    Kiowa Chief Satanta voices opposition to construction of the Union Pacific Railroad at a council held at Fort Larned, Kansas.

  • 1869

    Transcontinental travel becomes available to the public when the Union and Pacific Railroads meet at Promontory Point, Utah.

  • 1869

    John Wesley Powell begins a three-month river trip down the Green and Colorado Rivers, including the first passage through the Grand Canyon.
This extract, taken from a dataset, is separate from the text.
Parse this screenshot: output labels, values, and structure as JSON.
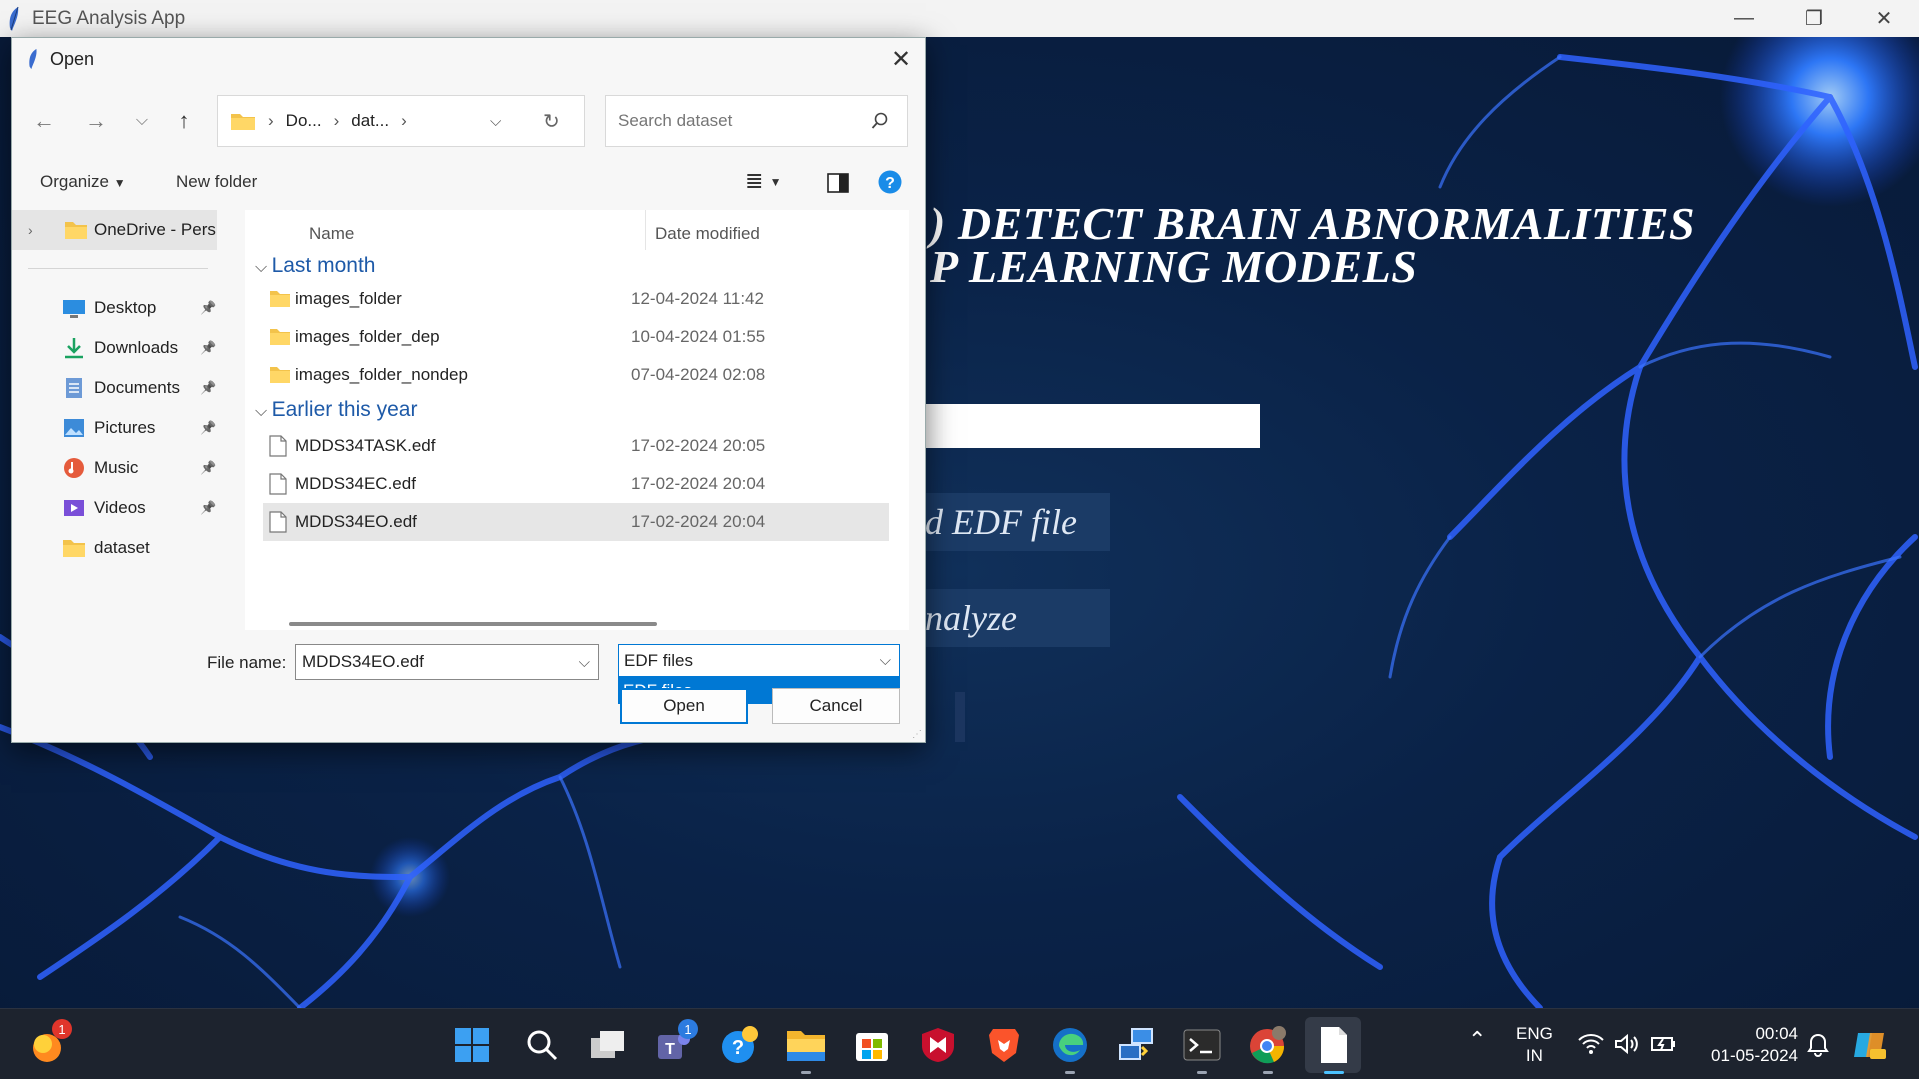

His diary and later publications generate public interest in the Grand Canyon.

  • 1871

    Yellowstone is documented by the official U.S. expedition of geologist Ferdinand Hayden, painters Henry Elliott and Thomas Moran, and photographer William Henry Jackson.

  • 1872
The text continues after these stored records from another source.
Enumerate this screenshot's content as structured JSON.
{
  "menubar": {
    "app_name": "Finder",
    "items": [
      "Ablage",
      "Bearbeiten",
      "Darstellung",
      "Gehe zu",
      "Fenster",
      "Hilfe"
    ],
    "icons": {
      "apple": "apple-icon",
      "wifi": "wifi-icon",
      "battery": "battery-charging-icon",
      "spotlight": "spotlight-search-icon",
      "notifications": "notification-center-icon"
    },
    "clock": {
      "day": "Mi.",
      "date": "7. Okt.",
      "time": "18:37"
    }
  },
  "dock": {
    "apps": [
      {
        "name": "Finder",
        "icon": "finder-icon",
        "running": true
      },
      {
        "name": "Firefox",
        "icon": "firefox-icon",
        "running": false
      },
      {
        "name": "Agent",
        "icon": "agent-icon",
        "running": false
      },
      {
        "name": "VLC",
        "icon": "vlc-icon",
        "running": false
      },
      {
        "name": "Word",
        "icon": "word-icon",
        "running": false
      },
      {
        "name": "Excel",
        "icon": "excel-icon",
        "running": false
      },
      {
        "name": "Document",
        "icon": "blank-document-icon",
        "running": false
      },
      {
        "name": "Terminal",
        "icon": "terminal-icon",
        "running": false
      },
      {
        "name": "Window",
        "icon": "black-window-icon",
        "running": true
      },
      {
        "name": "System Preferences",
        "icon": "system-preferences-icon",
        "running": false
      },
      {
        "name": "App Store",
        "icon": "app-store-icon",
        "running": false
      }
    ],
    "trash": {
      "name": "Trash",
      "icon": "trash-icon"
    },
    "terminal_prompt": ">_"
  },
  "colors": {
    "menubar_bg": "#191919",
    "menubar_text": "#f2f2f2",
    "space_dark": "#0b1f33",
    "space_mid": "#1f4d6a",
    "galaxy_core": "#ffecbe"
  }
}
    Artist Thomas Moran exhibits paintings of Yellowstone, helping to promote establishment of the first national park. Yellowstone is designated a "public park or pleasuring ground for the benefit and enjoyment of the American people."

  • 1874

    Surveyors, escorted by the 7th U.S. Cavalry under the command of Lieutenant George A. Custer, penetrate the Black Hills of South Dakota, an area considered sacred by the Sioux tribes.

  • 1876

    Battle of the Little Bighorn occurs in Montana on what is now the Little Bighorn Battlefield National Monument. 

  • 1877

    After fleeing, Chief Joseph of the Nez Perce surrenders to Generals Howard and Miles 30 miles from the Canada border stating, "I will fight no more forever."

  • 1890

    The needless slaughter of 150 Sioux at Wounded Knee in South Dakota results in the surrender of Indians, bringing the wars between whites and Indians to an end.

  • 1890

    The Yosemite Reserves Act is passed by Congress and signed into law by President Benjamin Harrison, creating Yosemite National Park.

  • 1892

    Conservationist John Muir organizes the Sierra Club to enlist public and governmental support for preservation of wilderness.

  • 1892

    Casa Grande Ruins N.M. becomes the first prehistoric cultural site to be protected by the federal government.

  • 1893

    Professor Frederick Jackson Turner reads his paper, "The Significance of the Frontier in American History," at the American Historical Association meeting in Chicago, stating that the frontier is closed.

  • 1898

    Gifford Pinchot takes office as Chief of the Division of Forestry, later organized into the National Forest Service in 1905, advancing conservation of natural resources.